In the entries below, count the lines that contain the word "JSON" and give only that number.

____

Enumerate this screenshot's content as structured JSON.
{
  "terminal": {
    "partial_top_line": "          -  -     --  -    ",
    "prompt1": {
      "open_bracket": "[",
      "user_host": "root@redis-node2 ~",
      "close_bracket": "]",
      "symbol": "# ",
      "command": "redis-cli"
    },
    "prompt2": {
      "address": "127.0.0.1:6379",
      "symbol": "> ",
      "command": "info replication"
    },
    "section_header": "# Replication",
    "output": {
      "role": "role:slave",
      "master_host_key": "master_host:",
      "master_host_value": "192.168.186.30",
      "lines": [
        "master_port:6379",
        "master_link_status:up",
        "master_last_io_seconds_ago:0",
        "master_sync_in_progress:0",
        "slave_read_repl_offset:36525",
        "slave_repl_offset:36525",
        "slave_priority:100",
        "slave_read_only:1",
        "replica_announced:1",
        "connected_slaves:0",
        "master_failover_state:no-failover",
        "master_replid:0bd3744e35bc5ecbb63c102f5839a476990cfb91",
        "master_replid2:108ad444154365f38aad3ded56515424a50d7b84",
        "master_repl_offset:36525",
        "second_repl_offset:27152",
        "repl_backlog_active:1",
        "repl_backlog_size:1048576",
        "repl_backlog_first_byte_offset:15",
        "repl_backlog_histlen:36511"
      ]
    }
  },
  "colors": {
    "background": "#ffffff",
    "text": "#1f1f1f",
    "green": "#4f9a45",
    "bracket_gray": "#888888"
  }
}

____

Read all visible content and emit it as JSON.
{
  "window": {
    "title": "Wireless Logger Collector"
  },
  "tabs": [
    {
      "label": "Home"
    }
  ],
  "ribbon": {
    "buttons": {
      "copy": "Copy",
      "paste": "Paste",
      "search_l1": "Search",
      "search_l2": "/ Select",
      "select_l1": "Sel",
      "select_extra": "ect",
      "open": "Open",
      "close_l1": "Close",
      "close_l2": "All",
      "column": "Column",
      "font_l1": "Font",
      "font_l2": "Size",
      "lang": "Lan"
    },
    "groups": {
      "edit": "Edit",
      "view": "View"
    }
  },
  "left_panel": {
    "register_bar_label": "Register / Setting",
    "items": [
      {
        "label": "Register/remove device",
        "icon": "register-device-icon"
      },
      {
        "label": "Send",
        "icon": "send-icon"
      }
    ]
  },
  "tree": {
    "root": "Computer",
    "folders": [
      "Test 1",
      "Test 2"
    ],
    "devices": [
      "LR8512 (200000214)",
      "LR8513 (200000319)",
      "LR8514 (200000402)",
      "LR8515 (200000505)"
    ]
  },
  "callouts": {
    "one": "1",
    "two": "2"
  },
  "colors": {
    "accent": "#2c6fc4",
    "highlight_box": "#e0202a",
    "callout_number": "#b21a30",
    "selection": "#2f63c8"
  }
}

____

* **RESPONSE BOX**
2